She was far from home after rushing to be by the side of her son, who’d been wounded and medevaced out of the combat zone. She had nowhere to stay, so they made a reservation for her at a nearby hotel and paid for it. Then they found out that the hotel shuttle wasn’t available at the odd hours when she needed to get to and from the hospital. So they got her a rental car and paid for that, too. Having seen the need firsthand, those businessmen joined with others to launch the Yellow Ribbon Fund.
Founded to serve the injured coming back from the wars in Iraq and Afghanistan, YRF also recognized the importance of keeping the family together during the critical recuperation phase. The first programs provided free hotel rooms and apartments for visiting family members, free rental cars, and free cab rides to just about anywhere in the Washington, DC, area. They’re still among YRF’s most popular services.
In 2008, YRF built a large brick patio behind the Mologne House, where family members and outpatients lived at the old Walter Reed Army Medical Center. After the ribbon-cutting by then-Secretary of the Army Pete Geren, the patio became a gathering place for injured service members and their families, with four gas grills, two fireplaces, and tables and chairs. YRF also installed a gazebo near a fish pond, creating a quiet place for peaceful retreat, and a playground for the children of the injured.
Also in 2008, the first annual Yellow Ribbon Fund/Army Navy Country Club Golf Classic for Injured Service Members teed off at the Army Navy Country Club in Arlington, Va. The unique format included foursomes of three donors plus one injured service member; more than two dozen injured troops play in the fundraising tournament each year.
Later that year, YRF broke new ground with its innovative Family Caregiver Program. While enabling family members to be with their injured loved one helped in the recovery process, it became apparent that the caregivers themselves needed more support during such a difficult time. Starting with therapeutic massages for the caregivers, the program grew to include many forms of support for the whole family — YRF is still one of the only organizations with activities for children.
In 2009, YRF’s first Gala was held at Columbia Country Club in Chevy Chase, Md. It was a huge fundraising success, and the event has continued to grow at other area venues.
As the wars in Iraq and Afghanistan wound down, YRF expanded its focus to the long-term needs of our nation’s injured veterans.
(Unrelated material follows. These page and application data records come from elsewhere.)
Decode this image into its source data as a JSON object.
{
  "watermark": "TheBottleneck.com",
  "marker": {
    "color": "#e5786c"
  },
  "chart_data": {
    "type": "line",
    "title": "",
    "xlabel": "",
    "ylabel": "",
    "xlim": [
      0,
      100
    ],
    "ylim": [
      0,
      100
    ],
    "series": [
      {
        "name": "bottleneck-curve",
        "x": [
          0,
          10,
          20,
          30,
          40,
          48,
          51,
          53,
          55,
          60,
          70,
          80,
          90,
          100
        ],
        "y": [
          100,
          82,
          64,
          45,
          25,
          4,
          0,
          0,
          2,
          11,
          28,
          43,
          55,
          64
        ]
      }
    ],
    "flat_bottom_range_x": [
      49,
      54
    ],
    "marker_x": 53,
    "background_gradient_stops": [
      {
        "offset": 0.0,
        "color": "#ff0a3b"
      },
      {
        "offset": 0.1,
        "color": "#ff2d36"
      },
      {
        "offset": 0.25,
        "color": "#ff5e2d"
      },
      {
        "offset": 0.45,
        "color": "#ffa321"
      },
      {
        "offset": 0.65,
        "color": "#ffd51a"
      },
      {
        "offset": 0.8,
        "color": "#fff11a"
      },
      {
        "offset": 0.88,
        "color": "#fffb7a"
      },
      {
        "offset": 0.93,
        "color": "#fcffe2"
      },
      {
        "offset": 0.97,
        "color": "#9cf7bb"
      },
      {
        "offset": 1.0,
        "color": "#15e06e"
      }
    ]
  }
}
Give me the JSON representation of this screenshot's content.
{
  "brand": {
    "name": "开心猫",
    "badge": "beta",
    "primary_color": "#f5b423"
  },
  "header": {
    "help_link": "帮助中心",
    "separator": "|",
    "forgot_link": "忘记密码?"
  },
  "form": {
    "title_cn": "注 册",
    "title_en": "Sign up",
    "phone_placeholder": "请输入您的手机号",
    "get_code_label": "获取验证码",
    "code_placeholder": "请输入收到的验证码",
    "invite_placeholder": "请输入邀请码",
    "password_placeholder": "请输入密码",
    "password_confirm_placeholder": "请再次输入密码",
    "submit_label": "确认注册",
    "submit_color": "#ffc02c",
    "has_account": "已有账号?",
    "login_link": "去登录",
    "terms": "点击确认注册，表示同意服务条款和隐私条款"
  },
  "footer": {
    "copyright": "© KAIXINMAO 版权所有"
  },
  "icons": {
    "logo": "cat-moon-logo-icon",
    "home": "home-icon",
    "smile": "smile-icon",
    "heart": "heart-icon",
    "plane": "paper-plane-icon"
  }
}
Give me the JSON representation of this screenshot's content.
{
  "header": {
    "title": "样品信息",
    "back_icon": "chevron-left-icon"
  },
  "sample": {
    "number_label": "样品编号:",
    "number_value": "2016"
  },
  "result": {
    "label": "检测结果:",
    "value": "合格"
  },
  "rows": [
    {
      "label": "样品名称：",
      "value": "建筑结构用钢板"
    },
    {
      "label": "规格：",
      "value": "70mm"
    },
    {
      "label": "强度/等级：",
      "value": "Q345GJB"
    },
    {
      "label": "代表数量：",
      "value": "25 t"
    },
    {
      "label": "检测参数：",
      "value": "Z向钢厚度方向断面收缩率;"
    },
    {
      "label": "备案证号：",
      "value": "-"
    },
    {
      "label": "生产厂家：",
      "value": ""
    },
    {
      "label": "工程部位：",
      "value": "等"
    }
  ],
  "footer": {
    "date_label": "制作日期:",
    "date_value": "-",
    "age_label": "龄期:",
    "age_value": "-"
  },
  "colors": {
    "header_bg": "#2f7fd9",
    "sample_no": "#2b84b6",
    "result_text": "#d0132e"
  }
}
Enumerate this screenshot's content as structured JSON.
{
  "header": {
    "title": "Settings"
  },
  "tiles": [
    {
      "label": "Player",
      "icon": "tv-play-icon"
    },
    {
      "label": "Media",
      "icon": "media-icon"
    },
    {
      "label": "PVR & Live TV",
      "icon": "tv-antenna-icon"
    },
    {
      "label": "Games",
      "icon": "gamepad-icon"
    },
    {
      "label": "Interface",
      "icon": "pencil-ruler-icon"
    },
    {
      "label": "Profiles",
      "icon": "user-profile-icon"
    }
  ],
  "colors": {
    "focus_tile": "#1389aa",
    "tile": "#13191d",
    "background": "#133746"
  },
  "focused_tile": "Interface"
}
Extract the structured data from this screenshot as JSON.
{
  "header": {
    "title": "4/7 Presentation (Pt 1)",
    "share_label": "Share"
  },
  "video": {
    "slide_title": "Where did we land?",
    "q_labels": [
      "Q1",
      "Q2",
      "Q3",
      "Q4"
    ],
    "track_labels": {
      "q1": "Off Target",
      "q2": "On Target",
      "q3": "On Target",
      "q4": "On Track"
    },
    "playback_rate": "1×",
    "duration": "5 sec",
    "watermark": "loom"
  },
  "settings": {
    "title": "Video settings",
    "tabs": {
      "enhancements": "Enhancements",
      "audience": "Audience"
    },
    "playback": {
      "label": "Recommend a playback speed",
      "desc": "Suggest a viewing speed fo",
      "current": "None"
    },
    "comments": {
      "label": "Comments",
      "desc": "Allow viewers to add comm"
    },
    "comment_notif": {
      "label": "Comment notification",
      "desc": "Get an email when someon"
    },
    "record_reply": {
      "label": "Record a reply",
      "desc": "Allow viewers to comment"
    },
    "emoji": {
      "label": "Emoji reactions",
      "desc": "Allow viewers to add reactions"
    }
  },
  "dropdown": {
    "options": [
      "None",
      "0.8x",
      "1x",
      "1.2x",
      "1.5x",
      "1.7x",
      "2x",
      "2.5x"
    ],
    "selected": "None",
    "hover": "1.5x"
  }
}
In 2011, YRF’s Ambassador Program boosted the effort to recruit volunteers around the country, who help the injured rebuild their lives after they return to their hometowns.
In addition, YRF and a corps of military veterans now working on Wall Street initiated Volunteer Lawyers for Veterans. This dedicated group of expert volunteers provide free legal service and guidance to veterans.
During the merger and move of Walter Reed Army Medical Center and Bethesda Naval Hospital, YRF was invited to serve as one of only four go-to service providers. The others were the Red Cross, USO, and Operation Homefront, all much larger charities. We’re in good company!
Since the hospital merger, YRF has installed a playground at the new Walter Reed National Military Medical Center. It’s right next to Building 62, where the injured live with their families during outpatient treatment. The new Walter Reed was also missing an outdoor gathering area, so YRF constructed a patio with barbecue grills as well.
Today, the Yellow Ribbon Fund continues to provide practical support to injured service members and their families while they’re at Walter Reed National Military Medical Center, Fort Belvoir Community Hospital, and after they return to their hometowns. Since our beginning, more than 80 cents of every dollar spent has gone directly to programs and services, thanks in part to our small staff and a volunteer force that has grown to more than 1,300.
YRF has enjoyed support from celebrities such as comedian Stephen Colbert, pop legend Stevie Nicks, and journalism icons Bob Schieffer and Bob Woodward. Recognition of YRF’s efforts has come from:
Washingtonian Magazine: "One of the best charities in Washington, DC.” (December 2008)
Catalogue for Philanthropy: "Among the best small charities in the Washington, DC, region.” (2009-2010 & 2013-2014)
Bethesda-Chevy Chase Chamber of Commerce: Dick Price Community Service Award (2012)